“I couldn’t take it! It was going to rain all Christmas week! Stupid DC weather.” The pout on Abby’s face doesn’t last long against the onslaught of cheer around her. “Oooo! Roasted chestnuts!”

The chestnuts are golden in their paper bag and starchy-sweet on the tongue, warming them inside and out. McGee had anticipated Abby ‘helping’ him spend a lot of money in the famous shops up and down Michigan Avenue (Christmas was as good excuse as any to give his family team something they deserved,) but so far she’d been content with walking down the street, ‘Ooo-ing’ and ‘Ahhhh-ing’ at the window displays.

It was nice. No murders, crime scenes, suspects, or victims; just him, Abby, and a street full of people thinking about gifts and family and perfect white snow.

“Oh. OH! McGee, let’s go in there!” Abby latched on to his coat sleeve and pulled him forward across the street.

“In where?” There was only a park with some bare trees on the other side of the road. The buildings around the park loomed above, making the white… castle… in the center look short and skinny in comparison. Abby slowed down as they entered the park, the enchantment of the place taking a hold of Tim’s mind. The trees were strung with white lights, and the new-fallen snow was unbroken under their feet. They even had the park pretty much to themselves, the hustle and bustle of the cars and pedestrians cut by just the few feet of separation. It was an idyll secreted in a cheerful scene.

“See that tower McGee?”

“Yeah. It’s right there. Not very tall for a tower though.”

“Well, it’s pretty old. Back when it was built it was taller than most things around it. It’s the Water Tower. After the fire in 1871 it was the only thing standing for a couple of miles.”

“Oh.” McGee blinked at the tower. “Really?”

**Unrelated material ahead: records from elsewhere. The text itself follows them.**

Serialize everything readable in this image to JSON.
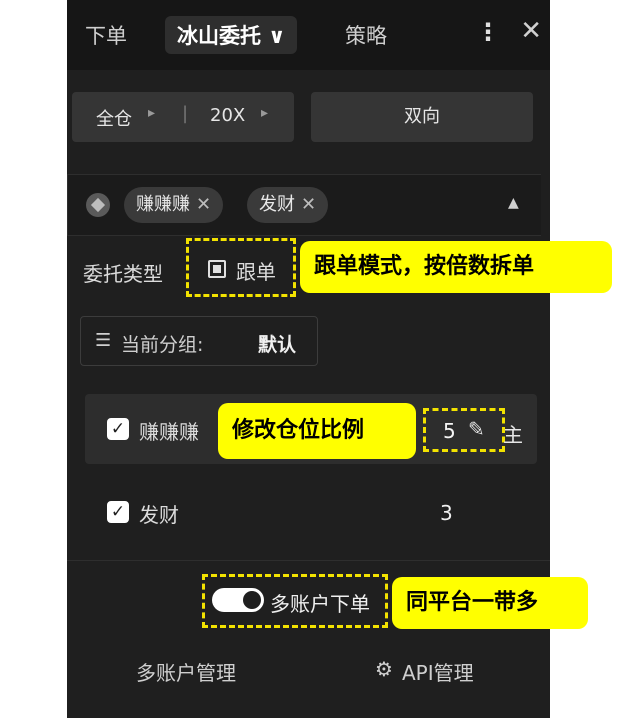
{
  "tabs": [
    {
      "label": "下单"
    },
    {
      "label": "冰山委托 ∨"
    },
    {
      "label": "策略"
    }
  ],
  "top_icons": {
    "menu": "more-vertical-icon",
    "close": "close-icon"
  },
  "margin": {
    "mode": "全仓",
    "leverage": "20X",
    "position_mode": "双向"
  },
  "accounts_chips": [
    "赚赚赚",
    "发财"
  ],
  "order_type": {
    "label": "委托类型",
    "value": "跟单"
  },
  "group": {
    "label": "当前分组:",
    "value": "默认"
  },
  "accounts": [
    {
      "name": "赚赚赚",
      "ratio": "5",
      "trailing": "主"
    },
    {
      "name": "发财",
      "ratio": "3"
    }
  ],
  "multi_account": {
    "label": "多账户下单"
  },
  "footer": {
    "manage": "多账户管理",
    "api": "API管理"
  },
  "annotations": {
    "follow_mode": "跟单模式，按倍数拆单",
    "edit_ratio": "修改仓位比例",
    "same_platform": "同平台一带多"
  },
  "colors": {
    "panel_bg": "#1f1f1f",
    "highlight": "#ffff00",
    "dash": "#f2e200"
  }
}
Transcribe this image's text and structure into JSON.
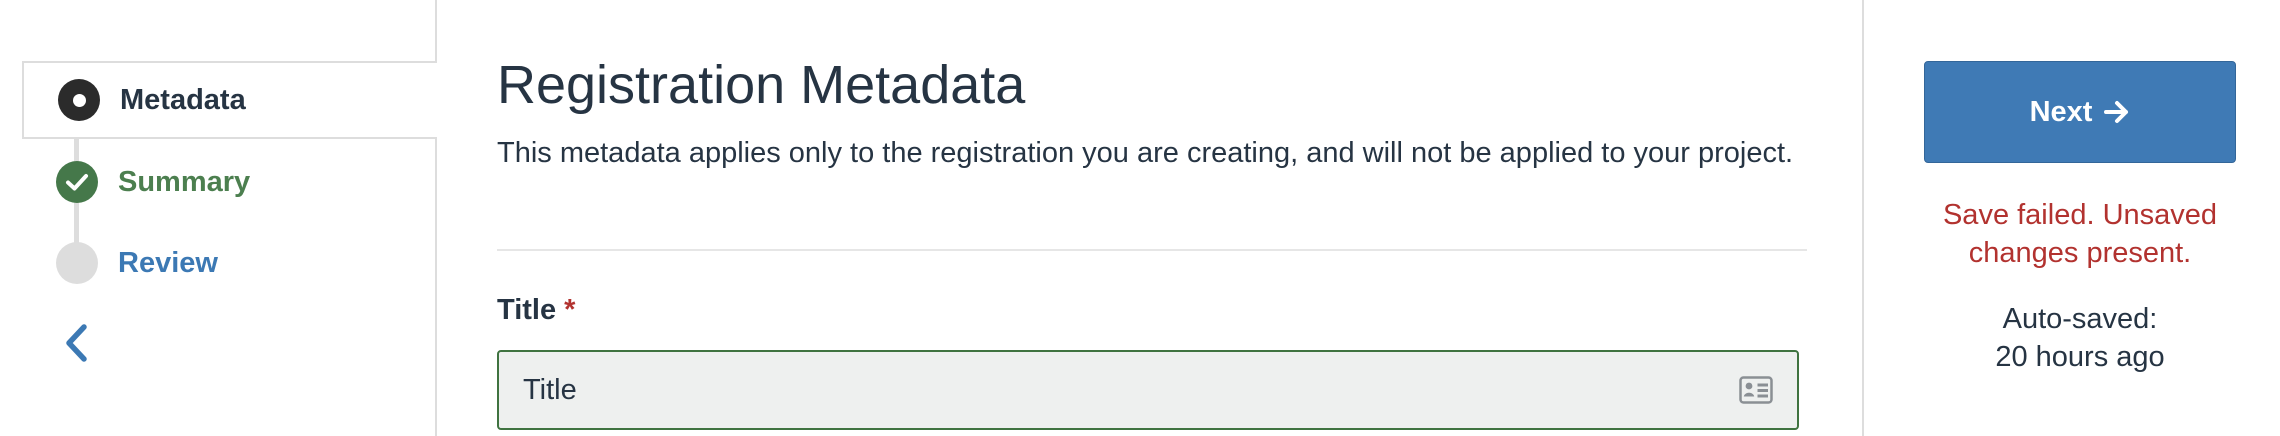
{
  "sidebar": {
    "steps": [
      {
        "label": "Metadata",
        "state": "current"
      },
      {
        "label": "Summary",
        "state": "complete"
      },
      {
        "label": "Review",
        "state": "pending"
      }
    ],
    "collapse_icon": "chevron-left-icon"
  },
  "main": {
    "title": "Registration Metadata",
    "description": "This metadata applies only to the registration you are creating, and will not be applied to your project.",
    "field": {
      "label": "Title",
      "required_marker": "*",
      "placeholder": "Title",
      "value": "",
      "icon": "id-card-icon"
    }
  },
  "right_panel": {
    "next_label": "Next",
    "next_icon": "arrow-right-icon",
    "save_status": "Save failed. Unsaved changes present.",
    "autosave_label": "Auto-saved:",
    "autosave_time": "20 hours ago"
  },
  "colors": {
    "primary": "#3f7ab5",
    "success": "#4c7f4f",
    "danger": "#b2322f",
    "text": "#263443",
    "border": "#dddddd"
  }
}
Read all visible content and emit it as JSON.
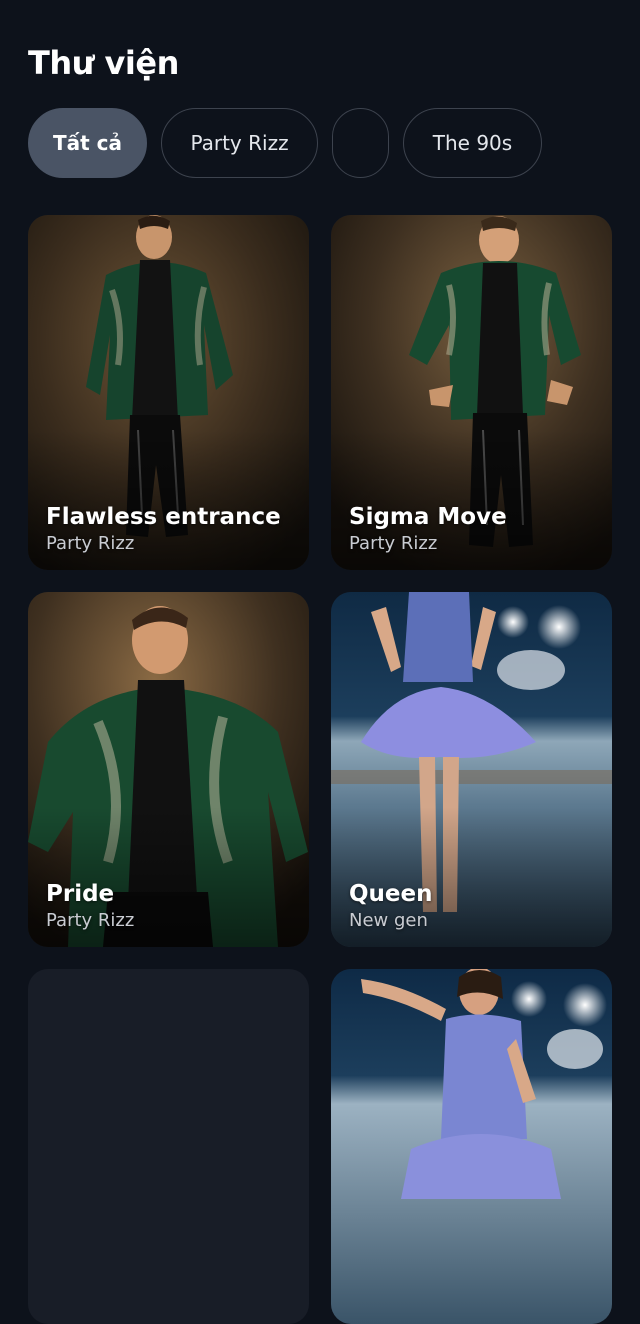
{
  "header": {
    "title": "Thư viện"
  },
  "tabs": [
    {
      "label": "Tất cả",
      "active": true
    },
    {
      "label": "Party Rizz",
      "active": false
    },
    {
      "label": "",
      "active": false
    },
    {
      "label": "The 90s",
      "active": false
    }
  ],
  "cards": [
    {
      "title": "Flawless entrance",
      "subtitle": "Party Rizz"
    },
    {
      "title": "Sigma Move",
      "subtitle": "Party Rizz"
    },
    {
      "title": "Pride",
      "subtitle": "Party Rizz"
    },
    {
      "title": "Queen",
      "subtitle": "New gen"
    },
    {
      "title": "",
      "subtitle": ""
    },
    {
      "title": "",
      "subtitle": ""
    }
  ],
  "colors": {
    "background": "#0d121b",
    "tab_active": "#4a5465",
    "tab_border": "#3d434e",
    "card_placeholder": "#171c26"
  }
}
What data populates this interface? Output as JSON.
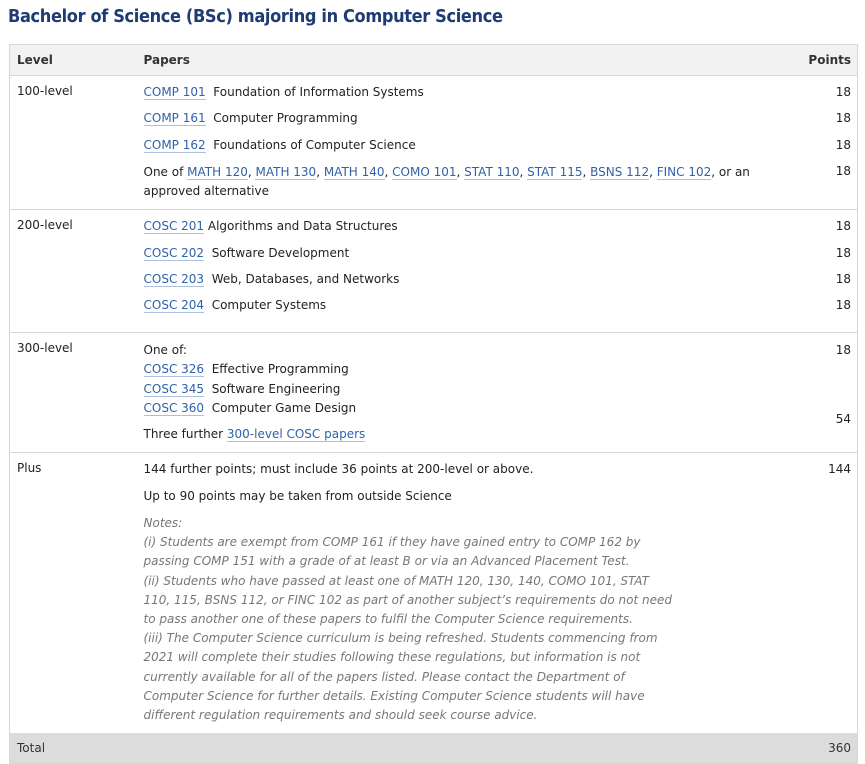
{
  "title": "Bachelor of Science (BSc) majoring in Computer Science",
  "headers": {
    "level": "Level",
    "papers": "Papers",
    "points": "Points"
  },
  "rows": {
    "l100": {
      "level": "100-level",
      "items": [
        {
          "code": "COMP 101",
          "name": "Foundation of Information Systems",
          "points": "18"
        },
        {
          "code": "COMP 161",
          "name": "Computer Programming",
          "points": "18"
        },
        {
          "code": "COMP 162",
          "name": "Foundations of Computer Science",
          "points": "18"
        }
      ],
      "oneof": {
        "prefix": "One of ",
        "codes": [
          "MATH 120",
          "MATH 130",
          "MATH 140",
          "COMO 101",
          "STAT 110",
          "STAT 115",
          "BSNS 112",
          "FINC 102"
        ],
        "suffix": ", or an approved alternative",
        "points": "18"
      }
    },
    "l200": {
      "level": "200-level",
      "items": [
        {
          "code": "COSC 201",
          "name": "Algorithms and Data Structures",
          "points": "18"
        },
        {
          "code": "COSC 202",
          "name": "Software Development",
          "points": "18"
        },
        {
          "code": "COSC 203",
          "name": "Web, Databases, and Networks",
          "points": "18"
        },
        {
          "code": "COSC 204",
          "name": "Computer Systems",
          "points": "18"
        }
      ]
    },
    "l300": {
      "level": "300-level",
      "oneof_label": "One of:",
      "items": [
        {
          "code": "COSC 326",
          "name": "Effective Programming"
        },
        {
          "code": "COSC 345",
          "name": "Software Engineering"
        },
        {
          "code": "COSC 360",
          "name": "Computer Game Design"
        }
      ],
      "points_oneof": "18",
      "further_prefix": "Three further ",
      "further_link": "300-level COSC papers",
      "points_further": "54"
    },
    "plus": {
      "level": "Plus",
      "line1": "144 further points; must include 36 points at 200-level or above.",
      "line2": "Up to 90 points may be taken from outside Science",
      "points": "144",
      "notes": [
        "Notes:",
        "(i) Students are exempt from COMP 161 if they have gained entry to COMP 162 by passing COMP 151 with a grade of at least B or via an Advanced Placement Test.",
        "(ii) Students who have passed at least one of MATH 120, 130, 140, COMO 101, STAT 110, 115, BSNS 112, or FINC 102 as part of another subject’s requirements do not need to pass another one of these papers to fulfil the Computer Science requirements.",
        "(iii) The Computer Science curriculum is being refreshed. Students commencing from 2021 will complete their studies following these regulations, but information is not currently available for all of the papers listed. Please contact the Department of Computer Science for further details. Existing Computer Science students will have different regulation requirements and should seek course advice."
      ]
    }
  },
  "total": {
    "label": "Total",
    "points": "360"
  },
  "colors": {
    "title": "#1f3b73",
    "link": "#2f62a8",
    "header_bg": "#f2f2f2",
    "footer_bg": "#dcdcdc",
    "notes": "#777777"
  }
}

“Yup!” Abby looked up at him, snowflakes melting on her eyelashes. “Seeing it there still standing in the wreckage was a symbol of hope, of human persistence and tenacity after the worst nature could throw at us.” Tim’s watching as she turns her face towards the top of the tower. “It’s really… appropriate, you know, for the season. Hope for Christmas and the New Year.”

“Yeah.” McGee can feel a gentle smile on his face, softer than the grin that Abby’s happiness has been reflecting there all afternoon. “It’s definitely a good symbol for us.”

“Oh?” Abby raises an eyebrow at him.

“HUMANS. I meant that you’re right, it’s a good symbol for humanity.” Victim’s families’ flash through his head, spouses, siblings, and parents bearing up under their grief to help NCIS. “No matter how bad it gets, we’re still standing afterwards.”

They sit on a wooden bench for awhile and finish off the nuts as the last of the blue light fades from the sky, basking in their bubble of hope and companionship. The tower’s spotlights and the misty air help highlight it against the high city backdrop.

“Alright! Enough of that.” Abby bounces up out of the bench and pulls him up after. “There’s a Ghirardelli’s over there, I want hot chocolate! It’s so good, they make it from shaved bits of chocolate and milk.”

“Ok, okay!” It really had been a great idea; it was awesome to see Abby excited about life. “Wait up!”